# WHAT YOU SHOULD DO
Your answer should be a single number: the count of lines in the records below containing the word "data".
- - - -
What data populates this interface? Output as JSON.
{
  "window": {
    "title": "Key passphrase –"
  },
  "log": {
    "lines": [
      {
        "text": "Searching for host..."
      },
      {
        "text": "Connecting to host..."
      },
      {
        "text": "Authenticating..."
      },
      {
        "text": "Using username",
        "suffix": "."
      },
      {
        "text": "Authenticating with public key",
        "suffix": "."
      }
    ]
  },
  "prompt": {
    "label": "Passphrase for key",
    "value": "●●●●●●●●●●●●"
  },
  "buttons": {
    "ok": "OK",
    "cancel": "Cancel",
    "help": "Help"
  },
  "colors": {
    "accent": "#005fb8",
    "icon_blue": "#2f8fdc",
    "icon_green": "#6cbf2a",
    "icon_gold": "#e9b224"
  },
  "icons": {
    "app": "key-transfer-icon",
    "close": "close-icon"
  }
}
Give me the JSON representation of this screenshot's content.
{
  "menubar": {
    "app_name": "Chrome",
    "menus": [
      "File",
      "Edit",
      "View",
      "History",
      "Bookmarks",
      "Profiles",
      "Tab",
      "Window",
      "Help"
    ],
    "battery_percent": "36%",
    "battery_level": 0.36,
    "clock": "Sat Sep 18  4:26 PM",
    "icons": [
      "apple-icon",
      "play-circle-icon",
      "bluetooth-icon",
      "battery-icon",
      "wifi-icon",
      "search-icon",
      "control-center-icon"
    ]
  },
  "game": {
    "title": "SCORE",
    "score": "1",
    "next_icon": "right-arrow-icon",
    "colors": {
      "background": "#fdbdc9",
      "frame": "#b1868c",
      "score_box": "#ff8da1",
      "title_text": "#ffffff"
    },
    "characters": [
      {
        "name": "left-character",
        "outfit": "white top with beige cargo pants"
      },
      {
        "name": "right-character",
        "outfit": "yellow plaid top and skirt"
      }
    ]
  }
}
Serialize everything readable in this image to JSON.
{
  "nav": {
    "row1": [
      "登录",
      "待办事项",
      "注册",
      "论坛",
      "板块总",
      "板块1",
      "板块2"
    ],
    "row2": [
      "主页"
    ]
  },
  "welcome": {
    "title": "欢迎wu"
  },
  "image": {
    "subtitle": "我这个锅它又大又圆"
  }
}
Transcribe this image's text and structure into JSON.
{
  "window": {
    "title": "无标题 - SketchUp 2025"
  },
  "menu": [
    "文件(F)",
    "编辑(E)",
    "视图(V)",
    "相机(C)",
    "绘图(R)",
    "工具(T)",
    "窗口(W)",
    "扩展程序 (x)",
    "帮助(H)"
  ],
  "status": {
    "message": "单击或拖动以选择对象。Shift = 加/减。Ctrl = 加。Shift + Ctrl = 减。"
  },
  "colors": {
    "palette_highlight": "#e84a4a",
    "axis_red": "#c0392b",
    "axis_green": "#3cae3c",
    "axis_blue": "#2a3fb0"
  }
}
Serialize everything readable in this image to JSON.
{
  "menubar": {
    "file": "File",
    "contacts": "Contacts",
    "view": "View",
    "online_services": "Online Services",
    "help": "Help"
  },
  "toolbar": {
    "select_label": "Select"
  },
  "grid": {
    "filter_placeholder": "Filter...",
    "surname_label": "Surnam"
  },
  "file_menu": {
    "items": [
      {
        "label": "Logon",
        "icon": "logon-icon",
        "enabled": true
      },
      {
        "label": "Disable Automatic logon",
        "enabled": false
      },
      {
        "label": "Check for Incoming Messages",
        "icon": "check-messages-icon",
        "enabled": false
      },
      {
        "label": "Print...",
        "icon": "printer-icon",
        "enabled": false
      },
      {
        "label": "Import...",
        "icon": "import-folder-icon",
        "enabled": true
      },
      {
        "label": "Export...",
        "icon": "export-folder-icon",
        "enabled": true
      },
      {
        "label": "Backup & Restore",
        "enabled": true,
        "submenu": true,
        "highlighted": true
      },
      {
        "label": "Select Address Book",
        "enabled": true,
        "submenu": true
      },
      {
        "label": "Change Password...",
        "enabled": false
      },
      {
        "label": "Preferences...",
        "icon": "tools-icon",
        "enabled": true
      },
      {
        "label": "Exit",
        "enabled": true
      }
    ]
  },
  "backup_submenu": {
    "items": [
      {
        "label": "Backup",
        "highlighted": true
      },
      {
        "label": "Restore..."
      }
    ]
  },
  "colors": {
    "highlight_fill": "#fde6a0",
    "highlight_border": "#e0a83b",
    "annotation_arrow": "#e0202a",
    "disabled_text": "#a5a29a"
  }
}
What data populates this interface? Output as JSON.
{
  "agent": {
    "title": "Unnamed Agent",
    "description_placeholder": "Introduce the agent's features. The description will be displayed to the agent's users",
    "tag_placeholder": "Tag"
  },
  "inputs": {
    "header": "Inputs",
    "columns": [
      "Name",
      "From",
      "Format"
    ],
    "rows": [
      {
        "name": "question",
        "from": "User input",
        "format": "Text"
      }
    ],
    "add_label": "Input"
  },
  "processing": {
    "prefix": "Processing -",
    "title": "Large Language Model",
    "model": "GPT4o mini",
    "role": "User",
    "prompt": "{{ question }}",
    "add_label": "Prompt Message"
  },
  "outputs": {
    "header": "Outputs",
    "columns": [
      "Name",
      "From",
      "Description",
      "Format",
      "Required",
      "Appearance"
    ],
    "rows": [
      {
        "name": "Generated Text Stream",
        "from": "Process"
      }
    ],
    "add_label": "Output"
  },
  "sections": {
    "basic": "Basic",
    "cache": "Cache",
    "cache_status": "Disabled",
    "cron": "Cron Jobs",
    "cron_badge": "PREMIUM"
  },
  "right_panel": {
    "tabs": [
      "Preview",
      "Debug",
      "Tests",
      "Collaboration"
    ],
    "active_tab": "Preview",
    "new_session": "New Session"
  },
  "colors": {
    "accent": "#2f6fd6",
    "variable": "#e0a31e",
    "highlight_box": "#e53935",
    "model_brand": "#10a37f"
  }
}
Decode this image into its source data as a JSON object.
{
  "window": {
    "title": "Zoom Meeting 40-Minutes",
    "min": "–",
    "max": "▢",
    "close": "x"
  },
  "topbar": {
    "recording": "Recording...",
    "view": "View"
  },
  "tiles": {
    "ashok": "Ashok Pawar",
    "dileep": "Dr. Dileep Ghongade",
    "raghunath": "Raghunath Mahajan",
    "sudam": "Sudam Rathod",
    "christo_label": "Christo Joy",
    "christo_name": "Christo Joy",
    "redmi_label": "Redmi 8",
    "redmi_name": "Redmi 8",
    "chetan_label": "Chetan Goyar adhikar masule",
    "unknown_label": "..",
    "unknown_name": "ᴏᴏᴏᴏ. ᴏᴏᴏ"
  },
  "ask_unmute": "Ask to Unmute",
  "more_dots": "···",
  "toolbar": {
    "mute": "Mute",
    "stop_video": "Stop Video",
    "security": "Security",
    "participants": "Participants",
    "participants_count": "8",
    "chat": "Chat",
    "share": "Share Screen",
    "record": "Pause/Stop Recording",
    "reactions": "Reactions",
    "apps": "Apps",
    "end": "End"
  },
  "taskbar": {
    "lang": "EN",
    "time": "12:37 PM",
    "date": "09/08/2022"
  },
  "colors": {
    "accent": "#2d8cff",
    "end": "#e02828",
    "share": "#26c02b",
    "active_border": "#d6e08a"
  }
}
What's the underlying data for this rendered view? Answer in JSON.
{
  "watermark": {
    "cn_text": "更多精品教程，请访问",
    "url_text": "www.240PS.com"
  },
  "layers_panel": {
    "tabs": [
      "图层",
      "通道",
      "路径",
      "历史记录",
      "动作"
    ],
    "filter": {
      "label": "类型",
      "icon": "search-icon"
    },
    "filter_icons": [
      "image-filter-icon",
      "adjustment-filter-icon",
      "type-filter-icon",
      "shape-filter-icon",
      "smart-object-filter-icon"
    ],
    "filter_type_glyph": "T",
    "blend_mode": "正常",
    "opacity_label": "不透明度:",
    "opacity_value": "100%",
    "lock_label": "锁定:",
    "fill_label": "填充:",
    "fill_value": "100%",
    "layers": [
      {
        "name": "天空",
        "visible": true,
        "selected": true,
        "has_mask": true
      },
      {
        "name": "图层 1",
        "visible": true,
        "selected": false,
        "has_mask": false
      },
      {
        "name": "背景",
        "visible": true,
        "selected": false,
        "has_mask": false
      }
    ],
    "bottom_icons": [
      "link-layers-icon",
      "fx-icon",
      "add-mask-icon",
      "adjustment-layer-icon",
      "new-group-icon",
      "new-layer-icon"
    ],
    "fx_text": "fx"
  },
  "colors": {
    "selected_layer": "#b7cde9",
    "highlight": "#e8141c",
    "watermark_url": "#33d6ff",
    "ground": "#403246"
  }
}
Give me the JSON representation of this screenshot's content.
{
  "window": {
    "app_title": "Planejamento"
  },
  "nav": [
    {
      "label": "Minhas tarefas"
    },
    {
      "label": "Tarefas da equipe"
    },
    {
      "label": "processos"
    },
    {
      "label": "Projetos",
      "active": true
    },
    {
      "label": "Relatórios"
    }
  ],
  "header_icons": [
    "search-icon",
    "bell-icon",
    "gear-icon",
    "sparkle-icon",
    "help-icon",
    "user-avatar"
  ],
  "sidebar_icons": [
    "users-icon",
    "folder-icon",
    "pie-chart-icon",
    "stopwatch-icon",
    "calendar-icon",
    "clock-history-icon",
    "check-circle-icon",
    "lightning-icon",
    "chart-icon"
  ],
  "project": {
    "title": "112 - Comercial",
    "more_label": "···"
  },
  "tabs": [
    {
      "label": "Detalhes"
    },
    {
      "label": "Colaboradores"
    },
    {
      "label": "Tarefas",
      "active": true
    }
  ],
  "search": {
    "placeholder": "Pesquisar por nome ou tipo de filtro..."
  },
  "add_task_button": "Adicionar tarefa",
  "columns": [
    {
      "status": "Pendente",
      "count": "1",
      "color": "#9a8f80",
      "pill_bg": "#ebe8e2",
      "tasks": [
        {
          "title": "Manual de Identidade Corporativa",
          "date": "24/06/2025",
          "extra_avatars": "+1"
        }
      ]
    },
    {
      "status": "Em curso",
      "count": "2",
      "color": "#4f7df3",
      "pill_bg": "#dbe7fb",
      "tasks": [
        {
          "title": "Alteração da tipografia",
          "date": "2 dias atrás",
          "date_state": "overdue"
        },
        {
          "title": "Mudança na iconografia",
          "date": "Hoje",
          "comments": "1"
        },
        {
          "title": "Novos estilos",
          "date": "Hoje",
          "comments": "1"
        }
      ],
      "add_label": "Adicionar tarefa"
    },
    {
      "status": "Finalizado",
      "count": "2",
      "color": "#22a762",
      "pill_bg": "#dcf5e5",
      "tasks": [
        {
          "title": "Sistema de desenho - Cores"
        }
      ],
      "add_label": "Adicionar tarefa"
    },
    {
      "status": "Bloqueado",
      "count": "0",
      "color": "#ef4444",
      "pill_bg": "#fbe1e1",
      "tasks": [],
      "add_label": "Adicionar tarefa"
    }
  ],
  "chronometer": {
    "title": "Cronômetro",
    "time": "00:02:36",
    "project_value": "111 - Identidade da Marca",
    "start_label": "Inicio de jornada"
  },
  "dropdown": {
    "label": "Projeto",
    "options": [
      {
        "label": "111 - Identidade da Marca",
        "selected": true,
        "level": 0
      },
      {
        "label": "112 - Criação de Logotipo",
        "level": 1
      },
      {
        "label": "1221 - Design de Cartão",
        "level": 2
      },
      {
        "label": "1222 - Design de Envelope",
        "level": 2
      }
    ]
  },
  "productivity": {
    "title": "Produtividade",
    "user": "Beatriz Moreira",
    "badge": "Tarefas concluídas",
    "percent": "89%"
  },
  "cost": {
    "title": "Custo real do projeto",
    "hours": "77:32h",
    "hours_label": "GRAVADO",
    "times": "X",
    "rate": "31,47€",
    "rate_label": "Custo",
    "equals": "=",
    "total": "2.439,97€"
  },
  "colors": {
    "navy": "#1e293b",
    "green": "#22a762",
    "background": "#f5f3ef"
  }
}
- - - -
# EXERCISE RESULT
4